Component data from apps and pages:
::::::

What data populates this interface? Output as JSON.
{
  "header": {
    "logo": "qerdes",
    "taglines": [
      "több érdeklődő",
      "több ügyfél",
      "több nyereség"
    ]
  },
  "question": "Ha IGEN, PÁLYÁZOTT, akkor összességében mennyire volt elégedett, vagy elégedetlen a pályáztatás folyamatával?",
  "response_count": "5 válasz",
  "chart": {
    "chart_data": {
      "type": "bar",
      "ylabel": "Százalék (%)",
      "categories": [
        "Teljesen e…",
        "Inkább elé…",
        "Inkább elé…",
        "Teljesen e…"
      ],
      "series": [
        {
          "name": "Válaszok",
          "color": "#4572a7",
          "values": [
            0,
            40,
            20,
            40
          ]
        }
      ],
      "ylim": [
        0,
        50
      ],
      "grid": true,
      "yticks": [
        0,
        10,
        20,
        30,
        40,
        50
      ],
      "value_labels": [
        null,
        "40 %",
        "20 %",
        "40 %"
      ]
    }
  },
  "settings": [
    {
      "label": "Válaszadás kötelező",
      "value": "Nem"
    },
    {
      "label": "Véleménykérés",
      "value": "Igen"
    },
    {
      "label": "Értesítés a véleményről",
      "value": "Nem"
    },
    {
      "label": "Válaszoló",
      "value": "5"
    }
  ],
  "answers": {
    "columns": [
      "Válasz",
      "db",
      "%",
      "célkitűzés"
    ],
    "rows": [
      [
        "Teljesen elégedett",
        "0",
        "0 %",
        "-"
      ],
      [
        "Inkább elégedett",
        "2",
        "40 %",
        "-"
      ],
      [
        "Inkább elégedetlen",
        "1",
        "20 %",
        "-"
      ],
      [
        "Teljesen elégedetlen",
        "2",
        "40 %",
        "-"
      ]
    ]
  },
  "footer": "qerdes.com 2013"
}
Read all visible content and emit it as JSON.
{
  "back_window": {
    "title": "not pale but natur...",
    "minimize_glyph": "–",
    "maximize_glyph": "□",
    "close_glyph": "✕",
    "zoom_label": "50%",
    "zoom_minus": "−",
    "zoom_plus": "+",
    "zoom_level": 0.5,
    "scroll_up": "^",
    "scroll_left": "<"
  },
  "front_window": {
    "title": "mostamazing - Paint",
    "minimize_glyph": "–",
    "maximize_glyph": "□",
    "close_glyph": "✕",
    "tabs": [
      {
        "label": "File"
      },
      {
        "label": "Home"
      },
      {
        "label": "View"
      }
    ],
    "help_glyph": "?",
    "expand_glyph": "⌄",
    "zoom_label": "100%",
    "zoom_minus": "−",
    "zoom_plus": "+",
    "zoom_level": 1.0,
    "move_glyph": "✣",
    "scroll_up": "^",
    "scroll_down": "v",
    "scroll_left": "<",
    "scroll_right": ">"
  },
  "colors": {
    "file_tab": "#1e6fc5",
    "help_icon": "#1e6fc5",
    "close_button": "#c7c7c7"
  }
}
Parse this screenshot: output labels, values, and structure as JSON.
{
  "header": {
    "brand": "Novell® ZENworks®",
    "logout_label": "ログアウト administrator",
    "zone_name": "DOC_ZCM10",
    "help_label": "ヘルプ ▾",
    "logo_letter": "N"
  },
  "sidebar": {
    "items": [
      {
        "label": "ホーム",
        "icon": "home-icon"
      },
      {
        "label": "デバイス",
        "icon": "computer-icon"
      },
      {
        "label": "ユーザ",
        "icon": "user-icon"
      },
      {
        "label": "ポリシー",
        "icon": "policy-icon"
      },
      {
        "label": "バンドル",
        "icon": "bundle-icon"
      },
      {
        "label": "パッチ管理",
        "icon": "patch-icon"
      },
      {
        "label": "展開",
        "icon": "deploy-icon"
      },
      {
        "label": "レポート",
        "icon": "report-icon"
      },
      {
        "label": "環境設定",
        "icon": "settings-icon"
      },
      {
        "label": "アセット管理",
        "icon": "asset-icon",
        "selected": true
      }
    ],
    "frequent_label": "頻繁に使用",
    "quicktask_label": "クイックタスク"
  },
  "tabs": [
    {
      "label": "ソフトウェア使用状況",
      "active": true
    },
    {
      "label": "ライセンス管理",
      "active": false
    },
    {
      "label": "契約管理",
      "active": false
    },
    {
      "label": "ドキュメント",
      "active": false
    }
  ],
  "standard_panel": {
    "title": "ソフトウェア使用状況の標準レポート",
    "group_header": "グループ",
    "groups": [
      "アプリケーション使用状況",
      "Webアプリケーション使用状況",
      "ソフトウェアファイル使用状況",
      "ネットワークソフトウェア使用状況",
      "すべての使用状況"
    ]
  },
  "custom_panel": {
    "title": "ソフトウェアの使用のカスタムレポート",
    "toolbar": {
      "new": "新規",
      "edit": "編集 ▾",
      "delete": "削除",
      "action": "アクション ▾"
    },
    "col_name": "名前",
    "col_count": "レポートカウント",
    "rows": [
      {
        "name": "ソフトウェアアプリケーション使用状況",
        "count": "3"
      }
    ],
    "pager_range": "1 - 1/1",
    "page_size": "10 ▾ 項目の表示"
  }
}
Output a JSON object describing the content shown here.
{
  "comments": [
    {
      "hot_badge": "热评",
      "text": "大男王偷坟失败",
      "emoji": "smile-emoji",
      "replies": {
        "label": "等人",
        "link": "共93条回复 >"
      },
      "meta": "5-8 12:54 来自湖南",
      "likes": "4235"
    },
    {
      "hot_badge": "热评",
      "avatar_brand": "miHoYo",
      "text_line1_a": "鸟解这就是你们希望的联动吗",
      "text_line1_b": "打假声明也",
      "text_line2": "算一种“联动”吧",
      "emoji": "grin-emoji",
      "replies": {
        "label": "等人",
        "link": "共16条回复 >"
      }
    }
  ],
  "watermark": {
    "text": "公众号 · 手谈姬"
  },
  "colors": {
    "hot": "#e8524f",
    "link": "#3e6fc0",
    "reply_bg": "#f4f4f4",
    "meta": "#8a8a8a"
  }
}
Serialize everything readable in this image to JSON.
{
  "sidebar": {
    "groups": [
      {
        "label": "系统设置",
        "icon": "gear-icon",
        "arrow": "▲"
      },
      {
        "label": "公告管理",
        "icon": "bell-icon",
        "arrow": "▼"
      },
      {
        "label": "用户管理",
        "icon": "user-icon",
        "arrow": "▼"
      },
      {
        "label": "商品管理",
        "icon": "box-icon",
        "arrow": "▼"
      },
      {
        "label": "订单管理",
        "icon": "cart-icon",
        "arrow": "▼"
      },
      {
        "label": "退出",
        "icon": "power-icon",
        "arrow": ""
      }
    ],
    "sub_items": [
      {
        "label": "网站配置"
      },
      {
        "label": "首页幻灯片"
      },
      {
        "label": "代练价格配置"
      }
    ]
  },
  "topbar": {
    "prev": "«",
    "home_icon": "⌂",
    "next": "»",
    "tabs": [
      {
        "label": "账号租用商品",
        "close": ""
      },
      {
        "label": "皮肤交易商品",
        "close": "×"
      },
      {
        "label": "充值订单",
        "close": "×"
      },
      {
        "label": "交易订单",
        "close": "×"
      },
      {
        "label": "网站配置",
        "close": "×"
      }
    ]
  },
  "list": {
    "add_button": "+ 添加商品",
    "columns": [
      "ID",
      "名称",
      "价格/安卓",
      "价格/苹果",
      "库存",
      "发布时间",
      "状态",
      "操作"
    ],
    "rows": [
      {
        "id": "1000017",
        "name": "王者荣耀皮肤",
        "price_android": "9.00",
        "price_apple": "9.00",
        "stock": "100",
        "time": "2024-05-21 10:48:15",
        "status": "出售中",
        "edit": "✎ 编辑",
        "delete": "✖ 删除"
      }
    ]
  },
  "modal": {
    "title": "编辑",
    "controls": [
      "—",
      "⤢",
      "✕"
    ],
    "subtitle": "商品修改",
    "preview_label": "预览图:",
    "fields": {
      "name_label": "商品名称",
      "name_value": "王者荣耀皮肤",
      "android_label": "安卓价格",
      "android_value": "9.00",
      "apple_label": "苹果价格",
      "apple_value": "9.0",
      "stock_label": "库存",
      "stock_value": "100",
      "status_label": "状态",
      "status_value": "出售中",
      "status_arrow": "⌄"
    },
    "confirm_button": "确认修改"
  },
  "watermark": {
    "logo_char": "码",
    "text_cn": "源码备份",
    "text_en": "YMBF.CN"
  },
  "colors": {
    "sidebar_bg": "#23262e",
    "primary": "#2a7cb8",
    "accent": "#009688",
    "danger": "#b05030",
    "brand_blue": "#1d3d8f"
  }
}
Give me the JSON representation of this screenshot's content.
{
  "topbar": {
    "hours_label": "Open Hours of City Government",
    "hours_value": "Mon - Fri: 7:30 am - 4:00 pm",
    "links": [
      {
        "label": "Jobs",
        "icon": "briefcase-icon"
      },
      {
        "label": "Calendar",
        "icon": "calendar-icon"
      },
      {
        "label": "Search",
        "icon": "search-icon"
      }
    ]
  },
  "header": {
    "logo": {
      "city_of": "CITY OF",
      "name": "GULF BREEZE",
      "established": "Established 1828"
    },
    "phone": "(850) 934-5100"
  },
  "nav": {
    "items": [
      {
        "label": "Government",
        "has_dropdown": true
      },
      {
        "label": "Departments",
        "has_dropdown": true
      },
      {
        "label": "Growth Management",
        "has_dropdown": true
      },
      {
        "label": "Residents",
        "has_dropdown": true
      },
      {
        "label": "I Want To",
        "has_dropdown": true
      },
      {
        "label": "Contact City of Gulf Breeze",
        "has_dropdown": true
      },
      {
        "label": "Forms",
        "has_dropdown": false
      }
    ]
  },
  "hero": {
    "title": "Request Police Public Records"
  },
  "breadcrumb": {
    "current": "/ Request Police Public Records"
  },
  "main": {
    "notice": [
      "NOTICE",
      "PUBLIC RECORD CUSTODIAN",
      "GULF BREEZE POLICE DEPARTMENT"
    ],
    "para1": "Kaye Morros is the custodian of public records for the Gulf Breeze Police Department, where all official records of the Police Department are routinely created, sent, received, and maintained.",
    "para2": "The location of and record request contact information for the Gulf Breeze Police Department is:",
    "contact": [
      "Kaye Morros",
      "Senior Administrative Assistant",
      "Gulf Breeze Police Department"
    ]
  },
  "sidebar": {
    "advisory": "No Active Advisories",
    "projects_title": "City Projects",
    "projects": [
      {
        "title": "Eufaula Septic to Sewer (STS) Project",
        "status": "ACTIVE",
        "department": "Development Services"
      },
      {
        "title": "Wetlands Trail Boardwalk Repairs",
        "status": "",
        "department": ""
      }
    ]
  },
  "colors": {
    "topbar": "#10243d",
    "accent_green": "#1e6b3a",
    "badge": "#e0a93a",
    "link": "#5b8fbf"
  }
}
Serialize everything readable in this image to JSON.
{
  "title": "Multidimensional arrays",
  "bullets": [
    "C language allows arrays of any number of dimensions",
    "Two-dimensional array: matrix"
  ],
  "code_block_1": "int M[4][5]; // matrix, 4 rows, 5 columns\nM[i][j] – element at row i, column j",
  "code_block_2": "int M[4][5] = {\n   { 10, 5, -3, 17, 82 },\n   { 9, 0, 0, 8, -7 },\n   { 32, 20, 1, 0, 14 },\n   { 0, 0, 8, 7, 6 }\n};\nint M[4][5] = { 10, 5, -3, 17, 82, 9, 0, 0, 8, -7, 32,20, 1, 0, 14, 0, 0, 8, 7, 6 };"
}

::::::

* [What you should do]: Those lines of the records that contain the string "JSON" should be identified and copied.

* [Answer section]:
What data populates this interface? Output as JSON.
Read all visible content and emit it as JSON.
Parse this screenshot: output labels, values, and structure as JSON.
Output a JSON object describing the content shown here.
Serialize everything readable in this image to JSON.
Give me the JSON representation of this screenshot's content.
Serialize everything readable in this image to JSON.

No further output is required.